As the fight against corruption has become more sophisticated, understanding has also grown that money laundering is an integral part of the picture.
If you are an oligarch who has bribed your way to a state monopoly, and then abused that monopolistic power to enrich yourself at the expense of ordinary citizens; or a health minister who has mis-appropriated the budget for building hospitals; or a politician who has received a multi-million dollar bribe to facilitate the passage of a defence or oil deal: you need somewhere to keep the money.
A few things you might look for when salting away proceeds of corruption are:
Let's focus on the low chance of detection. The world's largest financial centres - places like London, Singapore, Dubai, Shanghai, New York and others - are often also cited as global centres of money laundering. It's obviously easier to hide dirty money in a large market where most of the money is clean and there are billions of transactions every single day. Assuming the authorities genuinely want to keep out the dirty money - and there are those who question that assumption - what's the best way to do it?
For around the last fifteen years, money laundering has been taken more seriously than ever before. It's not simply to combat corruption: anti-money laundering (AML) defences are designed to tackle all sorts of dirty money, from organised crime, illicit drugs and - most importantly - terrorist financing. AML was given a huge impetus in the wake of the World Trade Centre attacks. And the system that was created, particularly in the UK and the US, envisaged that the private sector would become the front line of defence against money laundering. Certain private sector institutions - in the 'regulated sectors' like banking - would be responsible for spotting suspicious transactions, and reporting them to the authorities. And for those who failed in their responsibilities, there would be large penalties.
There has been lots of activity; investment worth billions of pounds by the private sector and a widespread acknowledgement that the system is failing.
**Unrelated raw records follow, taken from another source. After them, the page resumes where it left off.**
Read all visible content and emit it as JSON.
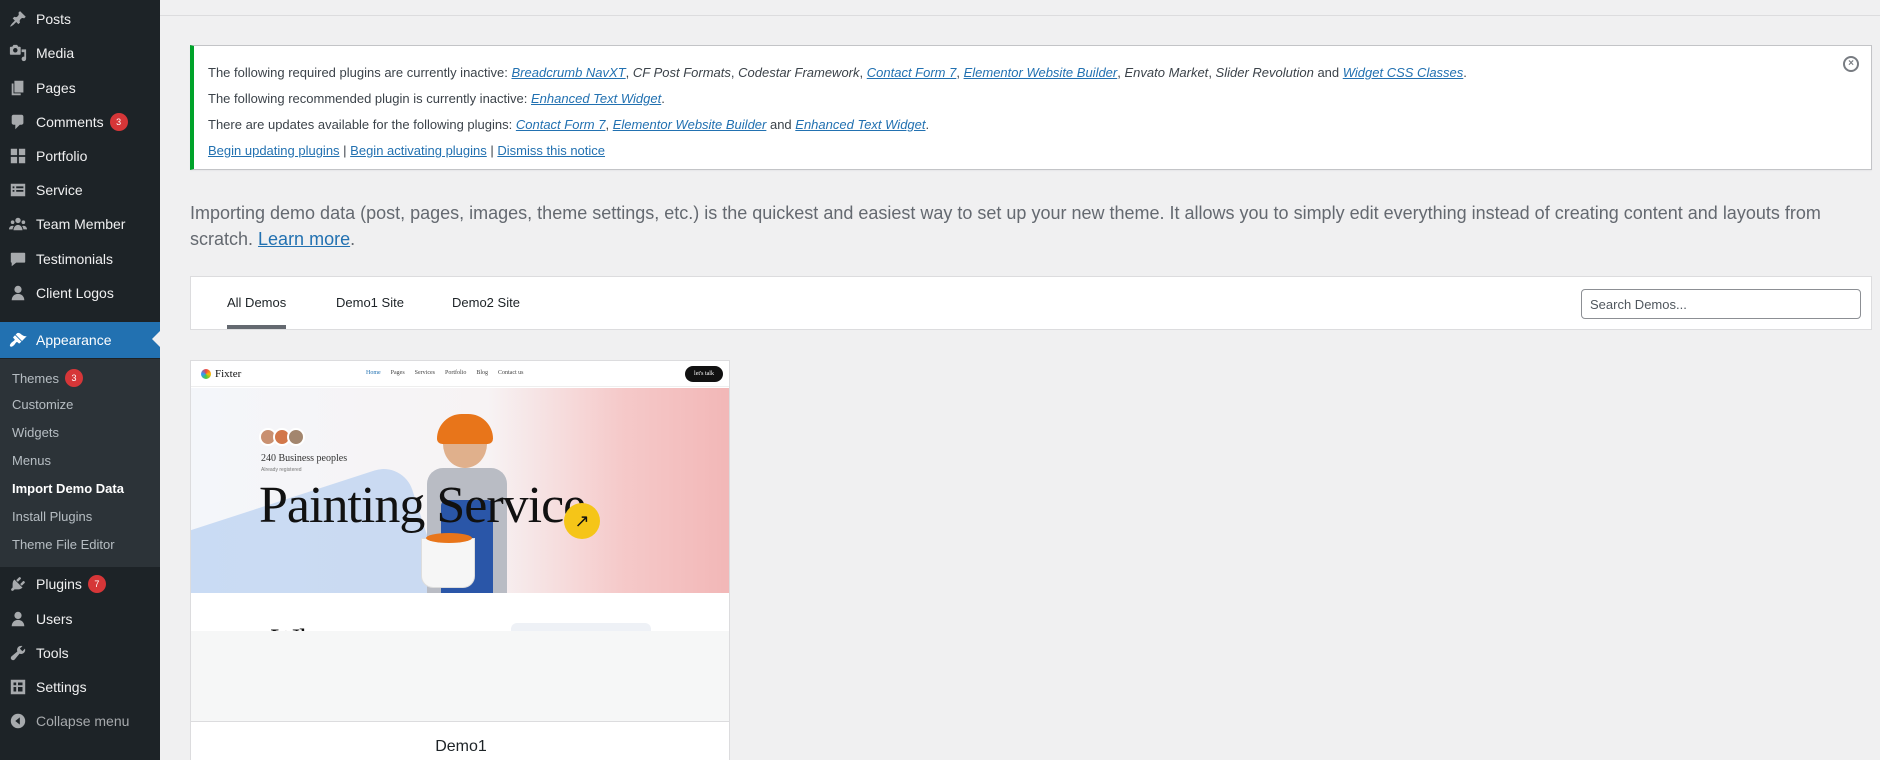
{
  "sidebar": {
    "items": [
      {
        "label": "Posts",
        "icon": "pin-icon"
      },
      {
        "label": "Media",
        "icon": "media-icon"
      },
      {
        "label": "Pages",
        "icon": "pages-icon"
      },
      {
        "label": "Comments",
        "icon": "comment-icon",
        "badge": "3"
      },
      {
        "label": "Portfolio",
        "icon": "grid-icon"
      },
      {
        "label": "Service",
        "icon": "list-icon"
      },
      {
        "label": "Team Member",
        "icon": "team-icon"
      },
      {
        "label": "Testimonials",
        "icon": "chat-icon"
      },
      {
        "label": "Client Logos",
        "icon": "user-icon"
      },
      {
        "label": "Appearance",
        "icon": "brush-icon"
      },
      {
        "label": "Plugins",
        "icon": "plug-icon",
        "badge": "7"
      },
      {
        "label": "Users",
        "icon": "users-icon"
      },
      {
        "label": "Tools",
        "icon": "wrench-icon"
      },
      {
        "label": "Settings",
        "icon": "settings-icon"
      },
      {
        "label": "Collapse menu",
        "icon": "collapse-icon"
      }
    ],
    "submenu": [
      {
        "label": "Themes",
        "badge": "3"
      },
      {
        "label": "Customize"
      },
      {
        "label": "Widgets"
      },
      {
        "label": "Menus"
      },
      {
        "label": "Import Demo Data"
      },
      {
        "label": "Install Plugins"
      },
      {
        "label": "Theme File Editor"
      }
    ]
  },
  "notice": {
    "line1_prefix": "The following required plugins are currently inactive: ",
    "line1_links": [
      "Breadcrumb NavXT",
      "Contact Form 7",
      "Elementor Website Builder",
      "Widget CSS Classes"
    ],
    "line1_plain": [
      "CF Post Formats",
      "Codestar Framework",
      "Envato Market",
      "Slider Revolution"
    ],
    "line1_and": " and ",
    "line2_prefix": "The following recommended plugin is currently inactive: ",
    "line2_link": "Enhanced Text Widget",
    "line3_prefix": "There are updates available for the following plugins: ",
    "line3_links": [
      "Contact Form 7",
      "Elementor Website Builder",
      "Enhanced Text Widget"
    ],
    "actions": [
      "Begin updating plugins",
      "Begin activating plugins",
      "Dismiss this notice"
    ]
  },
  "intro": {
    "text": "Importing demo data (post, pages, images, theme settings, etc.) is the quickest and easiest way to set up your new theme. It allows you to simply edit everything instead of creating content and layouts from scratch. ",
    "link": "Learn more",
    "suffix": "."
  },
  "tabs": [
    "All Demos",
    "Demo1 Site",
    "Demo2 Site"
  ],
  "search": {
    "placeholder": "Search Demos..."
  },
  "card": {
    "title": "Demo1",
    "preview": {
      "logo": "Fixter",
      "nav": [
        "Home",
        "Pages",
        "Services",
        "Portfolio",
        "Blog",
        "Contact us"
      ],
      "cta": "let's talk",
      "count_text": "240 Business peoples",
      "small_text": "Already registered",
      "headline": "Painting  Service",
      "lower_text": "Wh"
    }
  },
  "colors": {
    "accent": "#2271b1",
    "sidebar": "#1d2327",
    "notice_border": "#00a32a",
    "badge": "#d63638"
  }
}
So what should we do?
Cue the very timely report on the 'Future of Financial Intelligence Sharing', which gives both an overview of the current state of play, and an analysis of whether greater intelligence sharing between the public sector (essentially law enforcement agencies) and the private sector (principally the banks) would yield better results.
A key question is whether greater sharing of intelligence, between and within the private sector and the relevant authorities, would lead to more criminal activity being detected. But the report goes beyond that analysis, and also addresses important questions about how and when the private sector should play a role in the AML process. It is clear there are both advantages and pitfalls.
I'll focus first on the pitfalls, and most of these can be grouped around the issues of alignment of interests and public trust.
Critics allege that the current AML system – driven by FATF and the US - has already gone too far in out-sourcing governmental responsibilities to the private sector. It is argued that those who should be the gamekeepers are actually complicit with the poachers: one of the AML patterns evident in the past fifteen years has been that there can be great incentives for banks and others to take on suspicious clients. And for individuals who benefit with bonuses and career-enhancing prestige, and their institutions which want to make a profit, why not? So transferring responsibilities to the private sector might not seem the most sensible way to manage our AML defences.
You might think that greater intelligence sharing is just that – a bit of sharing, and therefore a practical response to a difficult question. But it is also a bit more than that. It is giving the private sector a shared responsibility to both set up and police the frontline defences against corruption. By extrapolation, it assumes that they are willing and able to fulfil such a function, and that they can do so in alignment with the public interest. By establishing this principle, it also opens to door to a much wider involvement; and it does so behind closed doors.
Which brings us to the issue of trust. Bankers, lawyers, accountants, estate agents, do not rank highly on anyone’s list of trusted sectors. Look at the expensive properties in London bought through the proceeds of corruption: in each case, requiring a bank, an estate agent and a lawyer. This huge trust deficit is the biggest barrier any government will face if it wants to give more responsibility on AML to the private sector.
Neither is it obvious that the solution is to allow law enforcement agencies privileged access to private data, whether in a data-sharing environment or some other mechanism. Just as there is little trust in banks, in many areas of the world it is law enforcement agencies that are regularly cited as their countries’ most corrupt institutions.
So there are some big pitfalls, but also some opportunities: the private sector has resources that dwarf those of law enforcement agencies; the intelligence sharing system used in the UK and elsewhere has started to find its feet; and given the importance of the private sector as key links in the chain, nobody seriously believes that a country’s defences against money laundering can be effective without private sector buy-in.
Moreover, and fundamentally, it seems a sensible hypothesis that being able to share information about very suspicious customers will improve both the defences and the detection rates.
How to square this circle? Here are three things that could help, derived from RUSI’s forward-thinking report:
Meanwhile, the regulated sectors should be working in parallel to address the alignment of incentives and the trust deficit. Without that, the notion of a greater role for the private sector around the world is doomed to failure before it starts.